Stored data
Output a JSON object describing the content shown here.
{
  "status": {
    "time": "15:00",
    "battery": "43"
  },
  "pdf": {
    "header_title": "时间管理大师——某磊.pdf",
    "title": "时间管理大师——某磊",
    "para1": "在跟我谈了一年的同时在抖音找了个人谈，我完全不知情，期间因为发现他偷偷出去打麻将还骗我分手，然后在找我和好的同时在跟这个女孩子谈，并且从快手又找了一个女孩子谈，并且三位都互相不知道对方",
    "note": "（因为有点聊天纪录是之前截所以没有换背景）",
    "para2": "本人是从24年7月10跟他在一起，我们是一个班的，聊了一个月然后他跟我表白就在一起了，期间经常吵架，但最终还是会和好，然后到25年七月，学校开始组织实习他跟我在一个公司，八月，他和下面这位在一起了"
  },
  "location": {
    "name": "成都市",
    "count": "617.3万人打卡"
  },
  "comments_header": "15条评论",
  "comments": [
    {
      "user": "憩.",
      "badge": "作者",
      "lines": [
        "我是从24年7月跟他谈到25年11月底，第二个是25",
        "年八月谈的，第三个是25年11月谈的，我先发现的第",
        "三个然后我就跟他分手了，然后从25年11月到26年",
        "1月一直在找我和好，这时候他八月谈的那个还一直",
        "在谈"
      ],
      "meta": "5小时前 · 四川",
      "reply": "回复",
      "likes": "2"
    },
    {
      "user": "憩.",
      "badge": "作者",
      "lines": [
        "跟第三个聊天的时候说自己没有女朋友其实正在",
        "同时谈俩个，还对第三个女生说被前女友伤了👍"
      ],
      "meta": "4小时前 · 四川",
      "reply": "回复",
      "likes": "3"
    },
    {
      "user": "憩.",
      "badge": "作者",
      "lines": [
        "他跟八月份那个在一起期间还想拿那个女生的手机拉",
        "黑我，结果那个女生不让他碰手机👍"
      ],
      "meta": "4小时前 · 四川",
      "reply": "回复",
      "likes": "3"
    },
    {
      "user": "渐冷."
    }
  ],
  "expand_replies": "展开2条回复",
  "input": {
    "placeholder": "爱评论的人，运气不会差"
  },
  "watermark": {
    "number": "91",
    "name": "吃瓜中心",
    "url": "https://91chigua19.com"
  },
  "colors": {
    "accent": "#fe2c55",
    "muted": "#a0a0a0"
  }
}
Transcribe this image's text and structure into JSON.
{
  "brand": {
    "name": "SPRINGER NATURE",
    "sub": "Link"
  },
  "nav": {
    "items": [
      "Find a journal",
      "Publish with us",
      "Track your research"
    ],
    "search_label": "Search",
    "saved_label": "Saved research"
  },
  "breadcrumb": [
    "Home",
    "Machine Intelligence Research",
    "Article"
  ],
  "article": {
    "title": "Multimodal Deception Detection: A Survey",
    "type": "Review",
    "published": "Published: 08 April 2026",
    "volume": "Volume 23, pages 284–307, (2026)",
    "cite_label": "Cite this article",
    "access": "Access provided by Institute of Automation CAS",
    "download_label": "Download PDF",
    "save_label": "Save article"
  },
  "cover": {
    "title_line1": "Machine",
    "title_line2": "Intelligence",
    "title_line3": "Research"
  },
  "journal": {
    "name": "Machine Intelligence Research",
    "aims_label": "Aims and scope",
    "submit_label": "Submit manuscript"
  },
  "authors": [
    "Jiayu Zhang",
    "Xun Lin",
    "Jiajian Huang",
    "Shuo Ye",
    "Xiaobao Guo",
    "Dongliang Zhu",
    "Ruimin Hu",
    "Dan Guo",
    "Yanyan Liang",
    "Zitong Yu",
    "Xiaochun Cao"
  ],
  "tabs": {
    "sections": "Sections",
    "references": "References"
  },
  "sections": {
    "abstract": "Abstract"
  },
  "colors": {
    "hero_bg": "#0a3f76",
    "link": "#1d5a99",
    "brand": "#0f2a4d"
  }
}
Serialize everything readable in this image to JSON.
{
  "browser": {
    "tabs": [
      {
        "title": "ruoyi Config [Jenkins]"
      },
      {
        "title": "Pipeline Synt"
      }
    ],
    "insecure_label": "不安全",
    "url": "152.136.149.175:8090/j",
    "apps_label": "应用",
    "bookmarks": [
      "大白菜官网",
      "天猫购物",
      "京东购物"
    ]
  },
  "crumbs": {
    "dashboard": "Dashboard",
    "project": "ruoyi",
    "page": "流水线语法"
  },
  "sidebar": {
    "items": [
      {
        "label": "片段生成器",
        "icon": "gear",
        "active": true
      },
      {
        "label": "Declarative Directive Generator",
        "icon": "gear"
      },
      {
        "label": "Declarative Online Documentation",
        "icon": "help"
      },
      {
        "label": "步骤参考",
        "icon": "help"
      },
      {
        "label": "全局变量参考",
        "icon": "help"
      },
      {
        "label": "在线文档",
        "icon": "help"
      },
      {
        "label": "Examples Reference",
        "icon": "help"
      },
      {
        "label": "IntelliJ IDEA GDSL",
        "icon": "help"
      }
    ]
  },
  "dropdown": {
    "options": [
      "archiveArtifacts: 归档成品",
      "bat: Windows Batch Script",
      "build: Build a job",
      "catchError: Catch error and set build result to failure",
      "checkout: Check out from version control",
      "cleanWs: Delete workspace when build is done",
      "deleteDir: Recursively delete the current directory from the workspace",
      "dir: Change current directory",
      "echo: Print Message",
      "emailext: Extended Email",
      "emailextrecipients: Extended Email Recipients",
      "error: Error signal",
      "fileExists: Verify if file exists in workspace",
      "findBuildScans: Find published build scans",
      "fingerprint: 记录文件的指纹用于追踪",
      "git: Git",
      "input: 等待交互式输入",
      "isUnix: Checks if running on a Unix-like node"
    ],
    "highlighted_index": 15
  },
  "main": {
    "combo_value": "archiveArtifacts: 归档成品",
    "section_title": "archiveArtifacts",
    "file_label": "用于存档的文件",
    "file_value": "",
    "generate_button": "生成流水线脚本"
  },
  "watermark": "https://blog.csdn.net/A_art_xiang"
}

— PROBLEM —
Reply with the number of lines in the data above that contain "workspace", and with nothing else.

— RESPONSE AREA —
3